Then, at some time in the future, the whole cycle repeats itself, just as it has done throughout history – with new traders and investors, new products, new regulations, but the same old game, and everyone once againcaught up in the euphoria and expounding to anyone who will listen that “it’s different this time”.

What have you learned over the past few years in relation to the markets and your trading and investing decisions? How will you ensure that you will avoid those mistakes again next time?

The full article The Tiger Bubble can be accessed through the following link:


  • Trevor Fisch says:

    All truth passes through three phases :-

    Firstly – It is Ridiculed

    Secondly – It is violently opposed

    Thirdly – It is accepted as self evident.

    And don’t forget what Winston Chirchill once said :-

    ” The further back you look, the further forward you see .”

  • kerry doncon says:

    I enjoy your journals and find them very informative and hope one day to use SPA3
    My email address has changed. Could you please send future emails to the above.

  • Tom Mckernan says:

    Would you rather live in a poor country as a rich person, or in a rich country as a poor person? Most of us have no choice about where we live, but the question merits your answer because you live in a rich country.

    Australia is rich in many ways and poor in lesser ways. For example, we are supplying basic materials to countries that will develop into powerful economies, unlike other western cultures. That ought to garantee a decade of balanced budgets and high personal income, no matter what.

    On the poverty side of Australian culture, we are incapable of even considering ourselves to be bigoted, stupified, gullable and engrossed in vices that kill people in the third world cultures.

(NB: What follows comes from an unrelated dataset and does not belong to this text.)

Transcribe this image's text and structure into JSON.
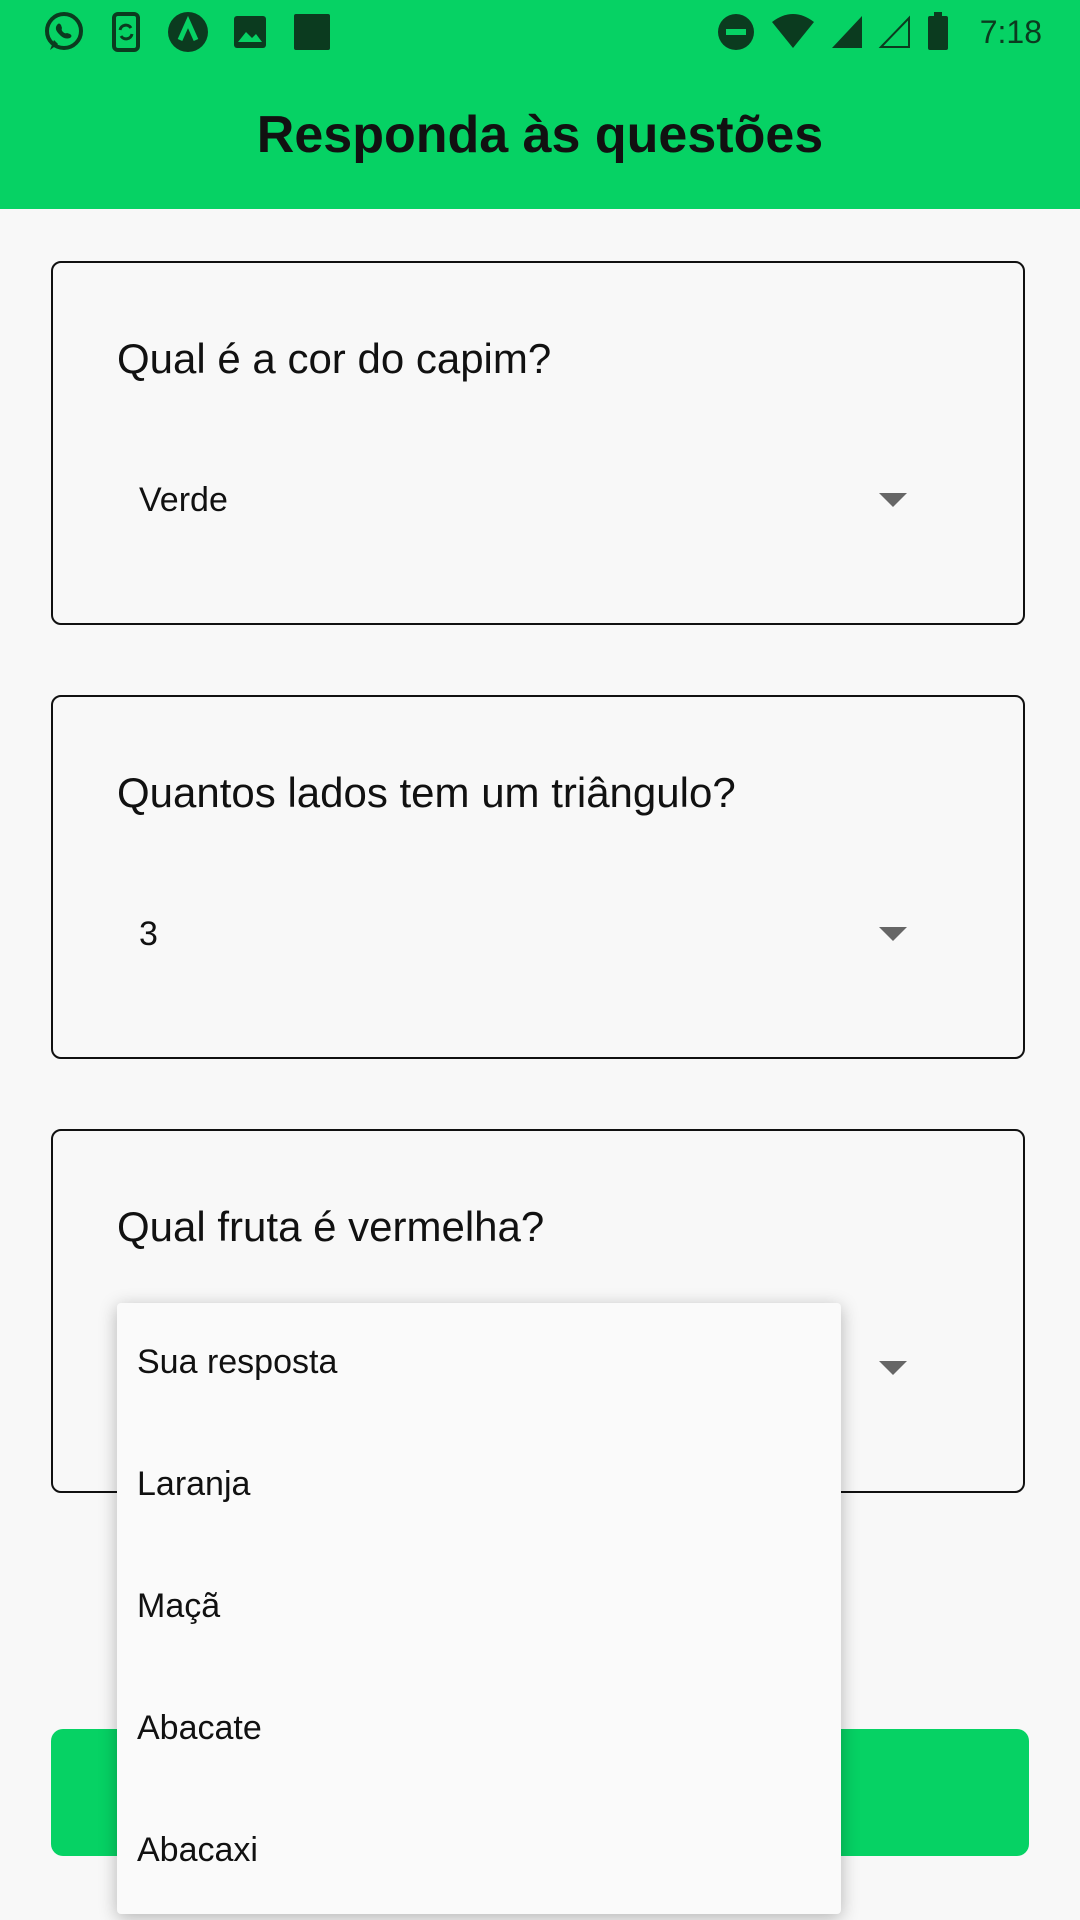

    Hmmm, does riches mean freedom of thought, or heaps of money? Does poverty mean near starvation and struggle, or endless cycles of manipulation and corruption?

Leave a Reply